There were times when I couldn’t find a bookmark and was desperate to record the last page read without damaging it. The easiest solution: grab any flat item within reach (usually in my wallet or purse). There are plenty of choices for a makeshift bookmark (refer to picture below) but the most popular ones are used train tickets and receipts.
The different types of bookmarks I use: a proper bookmark, a business card, an ang pow (a money envelope), a postcard, a train ticket and a tissue.
How about you? If you use a bookmark or any item(s) displayed in the picture, like this page. Do you use other creative methods to mark the last page read? Share your views in the comment box below. Alternatively you could answer by voting in the poll.
The organising committee of Romance Festival 2014 has listed their top 100 romance books of all time. You could complete the survey here but in case the survey is closed, click on the image below. I agree with most of the entries although I think some titles are in the list because of their popularity. There are books that should and shouldn’t be in the 100 Greatest Romances of All Time list.

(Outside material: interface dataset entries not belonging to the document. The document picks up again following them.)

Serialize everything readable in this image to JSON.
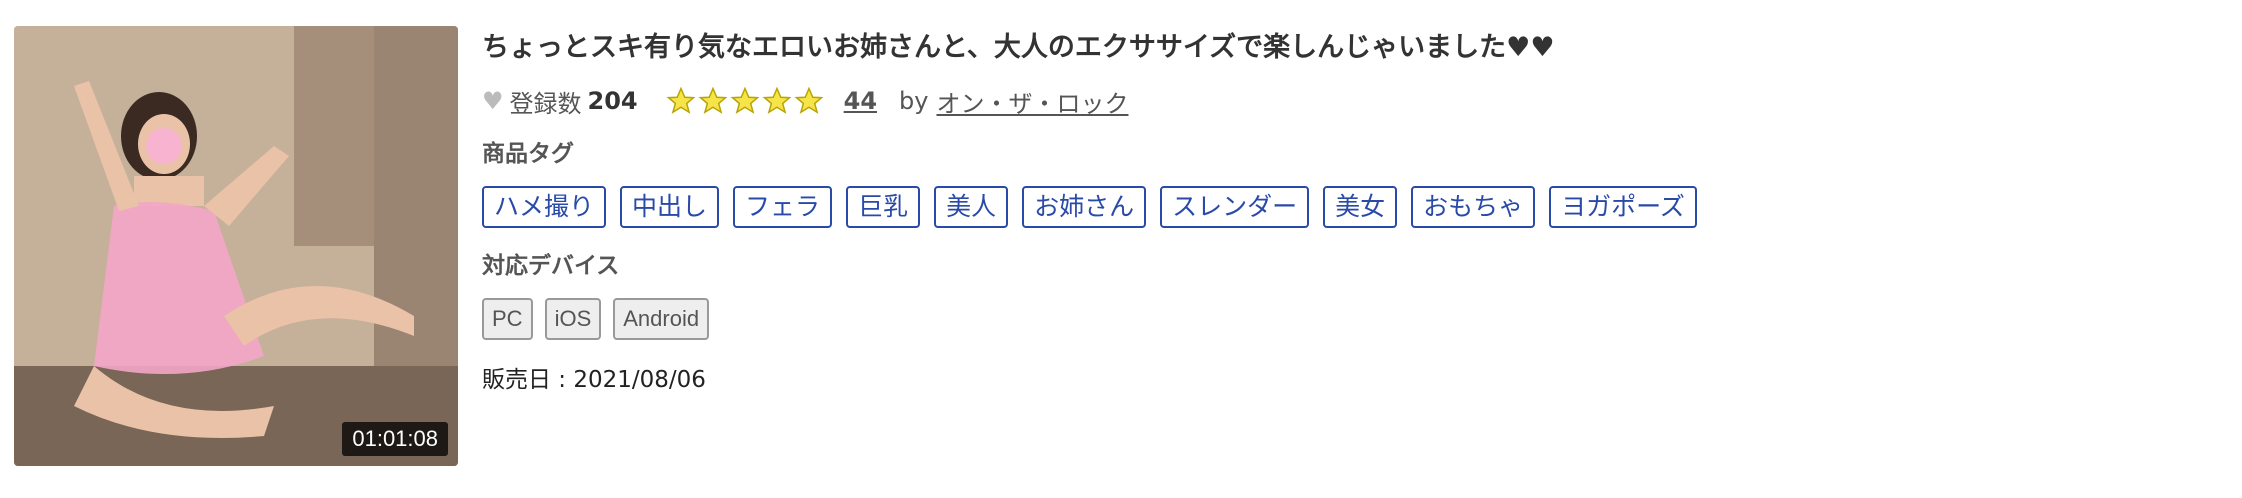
{
  "product": {
    "duration": "01:01:08",
    "title": "ちょっとスキ有り気なエロいお姉さんと、大人のエクササイズで楽しんじゃいました♥♥",
    "favorite_label": "登録数",
    "favorite_count": "204",
    "rating_stars": 5,
    "rating_count": "44",
    "by_label": "by",
    "author": "オン・ザ・ロック",
    "tags_label": "商品タグ",
    "tags": [
      "ハメ撮り",
      "中出し",
      "フェラ",
      "巨乳",
      "美人",
      "お姉さん",
      "スレンダー",
      "美女",
      "おもちゃ",
      "ヨガポーズ"
    ],
    "devices_label": "対応デバイス",
    "devices": [
      "PC",
      "iOS",
      "Android"
    ],
    "release": "販売日 : 2021/08/06"
  },
  "colors": {
    "tag_border": "#2a4aa8",
    "star_fill": "#f7e44a",
    "star_stroke": "#b8a600",
    "thumbnail_background": "#c9b6a0",
    "thumbnail_figure": "#f3a6c8"
  },
  "icons": {
    "favorite": "heart-icon",
    "rating": "star-icon"
  }
}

I was quite surprised that ‘The Perks of Being a Wallflower’ by Stephen Chbosky was in the list. In my humble opinion, the story had a different focus: identity development during adolescence. The book is about how Charlie finds his place in the world. His infatuation with Sam is a side story. I don’t think the book has enough romantic content to be in the survey.
One important book was snubbed: ‘Love in the Time of Cholera’ by the late Gabriel García Márquez. The story is about enduring love; Florentino and Fermina went through so many life challenges and the only time they got together at the end of the book. I read this book in 2007 so I quickly checked Goodreads reviews. Perhaps this book did not make into the list because it takes awhile to warm up to their love story.
I was dismayed that ‘Paradise’ by Judith McNaught not in the list. It is one of my favourite books and I always re-read whenever I am bored. In most romance stories, a conflict between hero and heroine arises because of miscommunication. This element works here because people used snail mails, landline telephones and telegrams for communication in 80s and early ’90s. ‘Paradise’ is about “love conquers all” and I believe it is one of the 100 greatest romances of all times.
Do you agree or disagree with my views? Are your favourite romance books missing from the survey too? Share your views below.
Top 100 romance books of all time as chosen by Romance Festival 2014